Jan 15, 2013

Perspectives from Abroad: The Harlem Parole Reentry Court from an Outside View

Here, at the Harlem Community Justice Center we believe wholeheartedly in looking at the lessons we can learn from international innovators in justice reform. While the efforts of justice reform advocates and organizations around the world may be divided by national borders, the important social and policy issues surrounding justice systems—such as poverty, race, youth engagement, housing, and economic development—are transnational. Thus, we welcome every opportunity to foster cross-national dialogue in the interest of examining strategies for controlling crime and delivering fairer, more efficient justice systems around the globe.

Recently, the Center had the pleasure of hosting Penal Reform International (PRI), an international non-governmental organization working to develop and promote culturally specific solutions to criminal justice and penal reform. Following her visit, Becky Randel, one of our visitors, wrote a piece reflecting on her experience at our Parole Reentry Court. Here is a short excerpt of her impressions:

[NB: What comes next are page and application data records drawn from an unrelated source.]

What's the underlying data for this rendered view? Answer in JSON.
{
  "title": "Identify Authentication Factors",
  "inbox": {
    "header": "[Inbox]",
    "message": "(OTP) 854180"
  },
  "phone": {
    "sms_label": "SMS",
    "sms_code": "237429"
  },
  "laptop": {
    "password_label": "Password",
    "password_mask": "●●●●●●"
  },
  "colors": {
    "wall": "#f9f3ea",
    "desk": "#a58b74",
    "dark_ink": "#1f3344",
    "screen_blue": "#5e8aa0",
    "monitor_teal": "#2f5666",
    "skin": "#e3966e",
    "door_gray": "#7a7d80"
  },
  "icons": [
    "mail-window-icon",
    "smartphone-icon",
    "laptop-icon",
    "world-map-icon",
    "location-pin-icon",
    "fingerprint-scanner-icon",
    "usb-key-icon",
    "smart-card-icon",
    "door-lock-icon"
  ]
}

“At the start of the programme, parolees undergo an in-depth needs assessment and a plan for the nine-month programme is developed for them, which includes referral of the parolee to a range of services – some of which may be required by the terms of his or her parole. Services can include cognitive behavioural therapy, counselling, drug therapy, assistance with housing problems, social welfare and employment. Importantly, the plan is organic and can change with the parolee’s circumstances, which are identified in the fortnightly Court progress reports. It is the consistent monitoring and flexibility of the programme to accommodate and support lives of parolees, which are often chaotic and unstructured, which makes it different from other programmes and which could be adopted to help prisoner reintegration in other countries.

Where violations of parole conditions do occur, everyone involved in the case decides collaboratively on an appropriate response, seeking to identify if the behaviour (eg. not attending drug treatment, not meeting with the parole officer) is increasing the risk of reoffending, or whether a change in services or any support can help the parolee meet his or her parole conditions.

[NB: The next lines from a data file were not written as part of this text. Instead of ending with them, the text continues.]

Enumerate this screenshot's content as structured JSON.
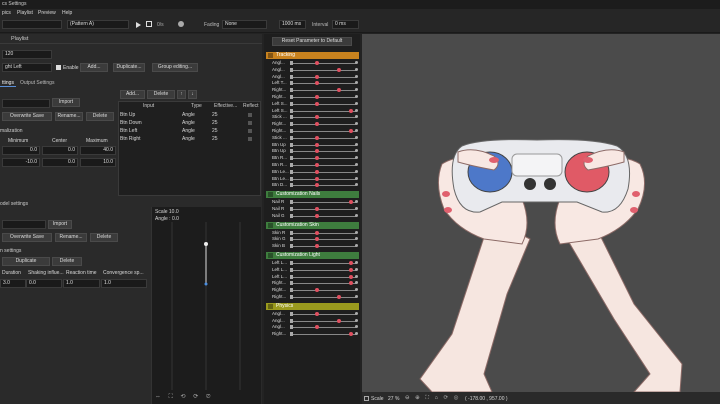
{
  "window": {
    "title": "cs Settings"
  },
  "menu": [
    "pics",
    "Playlist",
    "Preview",
    "Help"
  ],
  "toolbar": {
    "pattern": "(Pattern A)",
    "zoom_label": "0/s",
    "fading_label": "Fading",
    "fading_value": "None",
    "ms_value": "1000 ms",
    "interval_label": "Interval",
    "interval_value": "0 ms"
  },
  "playlist": {
    "title": "Playlist",
    "value": "120",
    "enable": "Enable",
    "add": "Add...",
    "duplicate": "Duplicate...",
    "group": "Group editing...",
    "target": "ght Left"
  },
  "tabs": [
    "ttings",
    "Output Settings"
  ],
  "settings": {
    "import": "Import",
    "overwrite": "Overwrite Save",
    "rename": "Rename...",
    "delete": "Delete",
    "normalization": "malization",
    "col_min": "Minimum",
    "col_center": "Center",
    "col_max": "Maximum",
    "min_val": "0.0",
    "center_val": "0.0",
    "max_val": "40.0",
    "min_val2": "-10.0",
    "center_val2": "0.0",
    "max_val2": "10.0"
  },
  "inputs_table": {
    "add": "Add...",
    "delete": "Delete",
    "up": "↑",
    "down": "↓",
    "columns": [
      "Input",
      "Type",
      "Effective...",
      "Reflect"
    ],
    "rows": [
      [
        "Btn Up",
        "Angle",
        "25"
      ],
      [
        "Btn Down",
        "Angle",
        "25"
      ],
      [
        "Btn Left",
        "Angle",
        "25"
      ],
      [
        "Btn Right",
        "Angle",
        "25"
      ]
    ]
  },
  "model_settings": {
    "title": "odel settings",
    "import": "Import",
    "overwrite": "Overwrite Save",
    "rename": "Rename...",
    "delete": "Delete",
    "sub": "n settings",
    "duplicate": "Duplicate",
    "delete2": "Delete",
    "cols": [
      "Duration",
      "Shaking influe...",
      "Reaction time",
      "Convergence sp..."
    ],
    "vals": [
      "3.0",
      "0.0",
      "1.0",
      "1.0"
    ]
  },
  "graph": {
    "scale": "Scale 10.0",
    "angle": "Angle : 0.0"
  },
  "params": {
    "reset": "Reset Parameter to Default",
    "categories": [
      {
        "name": "Tracking",
        "color": "#c8821e",
        "items": [
          "Angl...",
          "Angl...",
          "Angl...",
          "Left T...",
          "Right...",
          "Right...",
          "Left S...",
          "Left S...",
          "Stick ...",
          "Right...",
          "Right...",
          "Stick ...",
          "Btn Up",
          "Btn Up",
          "Btn R...",
          "Btn R...",
          "Btn Le...",
          "Btn Le...",
          "Btn D..."
        ]
      },
      {
        "name": "Customization Nails",
        "color": "#3e7d3e",
        "items": [
          "Nail R",
          "Nail R",
          "Nail G"
        ]
      },
      {
        "name": "Customization Skin",
        "color": "#3e7d3e",
        "items": [
          "Skin R",
          "Skin G",
          "Skin B"
        ]
      },
      {
        "name": "Customization Light",
        "color": "#3e7d3e",
        "items": [
          "Left L...",
          "Left L...",
          "Left L...",
          "Right...",
          "Right...",
          "Right..."
        ]
      },
      {
        "name": "Physics",
        "color": "#9a9a1e",
        "items": [
          "Angl...",
          "Angl...",
          "Angl...",
          "Right..."
        ]
      }
    ]
  },
  "status": {
    "scale": "Scale",
    "zoom": "27 %",
    "coords": "( -178.00 , 957.00 )"
  },
  "colors": {
    "bg": "#232323",
    "panel": "#2a2a2a",
    "preview": "#4b4b4b",
    "accent": "#e05060"
  }
}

One example given was a parolee who had stopped attending his drug treatment, a condition of his parole. When it was discussed during a Court progress report, it was revealed that a rival gang member was also attending the classes. Usually this kind of violation would land the parolee back in prison, but thanks to the Center’s collaborative and communicative approach, the issue was easily resolved and the parolee was moved to a different drug treatment centre, keeping him in the community and in a better position to complete his drug treatment successfully.”

To read a complete account of Ms. Randel’s observations, click here.